The setup I had brought with me before I changed tactics, involved running a selection of backing tracks featuring songs from the 3 Xenovibes CDs, through Logic Pro (I have version 8.) Depending on what I had configured for each song in LogicPro, I would activate (put into record) softsynth tracks to be played on Mikeâ€™s Axiom midi controller, and/or one of two mono audio tracks for the theremin and the tin-whistle/voice configured with various plug-ins.
In terms of hardware connections, I was to run the theremin into the Line-In of the ONE by Apogee electronics and play the tin-whistle/sing through its built-in condenser MIC. I was to toggle between the two input devices during the concert, via my Macbook Proâ€™s System Preferences under “hardware/sound” by selecting either ONE:Inst or ONE:Ext Mic. The ONE handles one input signal at a time, hence the name. The ONE and the Axiom were both connected and powered via USB.
When I opted out of using the PA and into the HES, the positive outcome was no heavy furniture needed to be moved or removed, and the personality of the room remained intact. I began by initiating a sound test of the HES. I wanted to be sure it had a pleasing enough tone to embrace the music I was to put through it. I moved the staging to the front of the TV and where the HES was already hooked up, and appropriated a channel from the amp/mixer for the microphone I was to use for the tin-whistle/voice instead of the ONE. Less fiddling with system preferences (I left “hardware/sound” input at ONE:Inst) and more quality time for my audience.
The room was “live” to some extent with its wooden floors and glass windows, so I allowed the tin-whistleâ€™s brazenness to sing out sans amplification much of the time. I was heavy handed with the amount of delay on the mic, making the wet to dry ratio about 100% to 30% so that whatever the mic picked up embellished the live (un-miked) signal. There was not much I could do to isolate the mic from the surrounding reflections, so keeping the signal low and EQing the channel helped with feedback and other such inconveniences.
To finish off the setup, I returned to “hardware/sound” under System Preferences and selected as the output “ONE:Stereo”. My backing tracks and the theremin from LogicPro were routed via the ONEâ€™s headphone out into the AUX IN of the amp/mixer with a stereo mini phono to RCA cable. The REC OUT mix from the amp/mixer which now included the effected microphone signal was routed into the AUX IN of the HES using a stereo RCA to RCA cable.
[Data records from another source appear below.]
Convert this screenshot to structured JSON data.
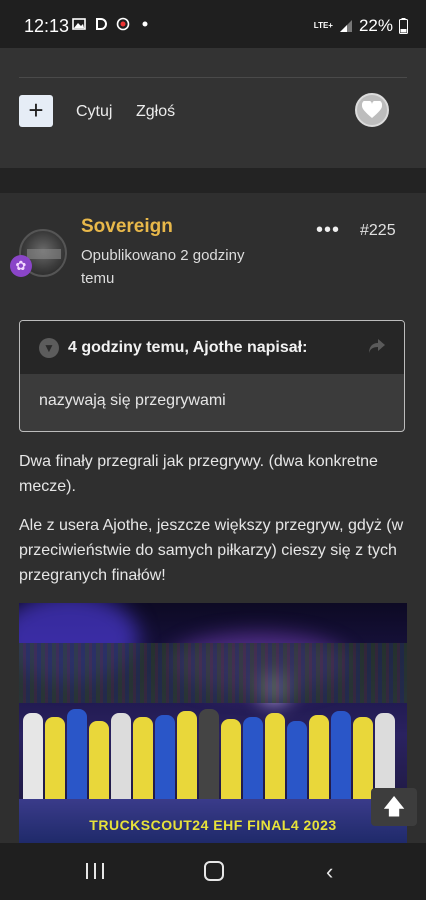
{
  "status_bar": {
    "time": "12:13",
    "network": "LTE+",
    "battery": "22%"
  },
  "prev_post": {
    "cite_label": "Cytuj",
    "report_label": "Zgłoś",
    "plus_label": "+"
  },
  "post": {
    "author": "Sovereign",
    "published": "Opublikowano 2 godziny temu",
    "menu": "•••",
    "number": "#225",
    "quote": {
      "header": "4 godziny temu, Ajothe napisał:",
      "body": "nazywają się przegrywami"
    },
    "paragraphs": [
      "Dwa finały przegrali jak przegrywy. (dwa konkretne mecze).",
      "Ale z usera Ajothe, jeszcze większy przegryw, gdyż (w przeciwieństwie do samych piłkarzy) cieszy się z tych przegranych finałów!"
    ],
    "photo_banner": "TRUCKSCOUT24 EHF FINAL4 2023"
  },
  "colors": {
    "author": "#e8b84a",
    "badge": "#8a45c8",
    "background": "#2f2f2f"
  }
}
I turn up the volume. To tune the room, I call up the mix output of LogicPro, select channel EQ to cut frequencies below 57Hz and slightly boost the 3.5Khz range.
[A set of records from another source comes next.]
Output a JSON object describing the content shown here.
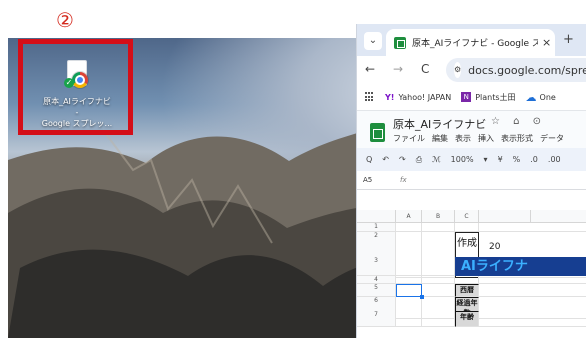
{
  "annotation": {
    "number": "②",
    "color": "#d42a1e"
  },
  "desktop": {
    "shortcut": {
      "label": "原本_AIライフナビ -\nGoogle スプレッ...",
      "icon": "chrome-shortcut-icon"
    },
    "selection_color": "#d40e18"
  },
  "browser": {
    "tab": {
      "title": "原本_AIライフナビ - Google スプレ",
      "close": "×",
      "new_tab": "+"
    },
    "tab_list": "⌄",
    "navigation": {
      "back": "←",
      "forward": "→",
      "reload": "C"
    },
    "address": {
      "site_info": "⚙",
      "url": "docs.google.com/spreads"
    },
    "bookmarks": [
      {
        "label": "Yahoo! JAPAN",
        "icon": "Y!"
      },
      {
        "label": "Plants土田",
        "icon": "N"
      },
      {
        "label": "One",
        "icon": "☁"
      }
    ]
  },
  "sheets": {
    "document_title": "原本_AIライフナビ",
    "title_icons": "☆ ⌂ ⊙",
    "menu": [
      "ファイル",
      "編集",
      "表示",
      "挿入",
      "表示形式",
      "データ"
    ],
    "toolbar": [
      "Q",
      "↶",
      "↷",
      "⎙",
      "ℳ",
      "100%",
      "▾",
      "¥",
      "%",
      ".0",
      ".00"
    ],
    "name_box": "A5",
    "formula_symbol": "fx",
    "columns": [
      "",
      "A",
      "B",
      "C",
      "",
      ""
    ],
    "rows": {
      "r1": "1",
      "r2": "2",
      "r3": "3",
      "r4": "4",
      "r5": "5",
      "r6": "6",
      "r7": "7"
    },
    "cells": {
      "date_label": "作成日",
      "date_value": "20",
      "banner": "AIライフナ",
      "western_year": "西暦",
      "elapsed_years": "経過年数",
      "age": "年齢"
    },
    "accent": "#1a73e8",
    "banner_color": "#163e91"
  }
}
Voila! I was ready to rock n roll.
Video Clip #1 of 3 : Shueh-li talks about how she put the theremin in the mix in an unconventional way and tuned the room where she performed her solo house concert.
Video Clip #2 of 3 : Shueh-li walks through her software and hardware routing in her solo house concert.
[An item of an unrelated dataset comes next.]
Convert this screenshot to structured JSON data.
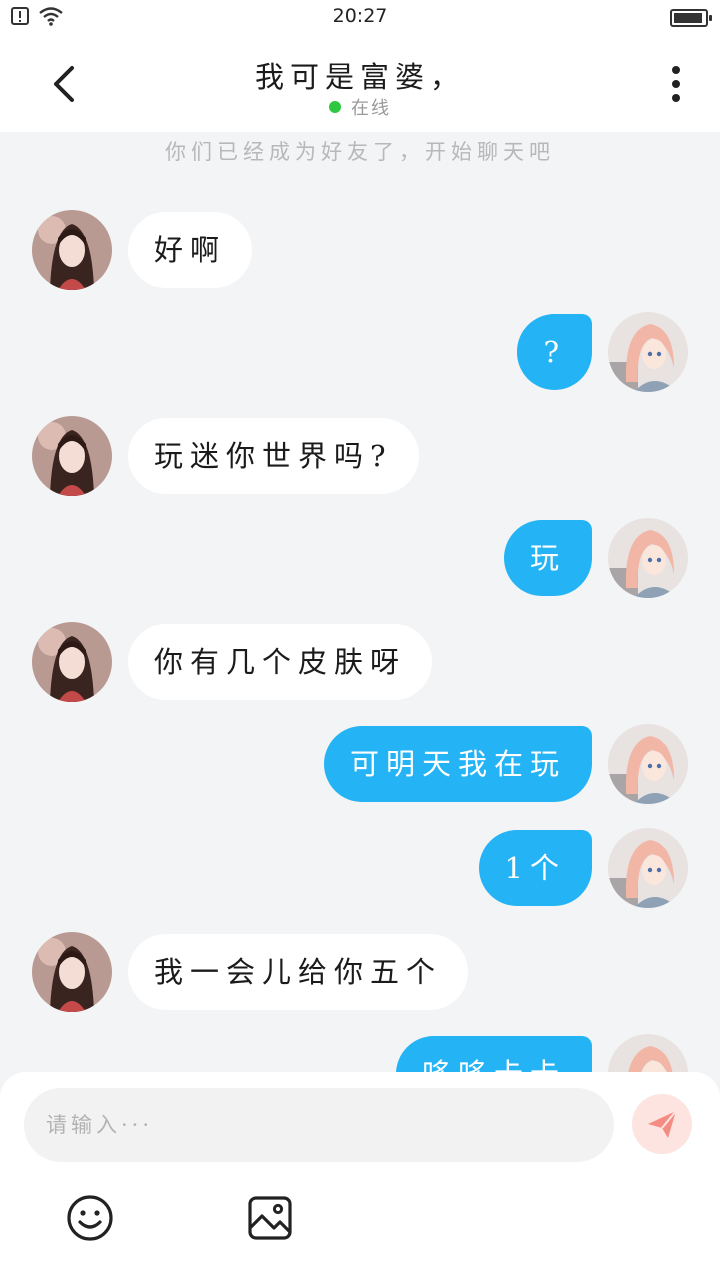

Video Clip #3 of 3 : Shueh-li briefly explains how she set up her theremin with plug-ins in Logic Pro for her solo house concert.
Photos & videos (c) 2010 Shueh-li Ong (unless specified, all articles written by Shueh-li Ong bear the photography, videography and digital work of its author.)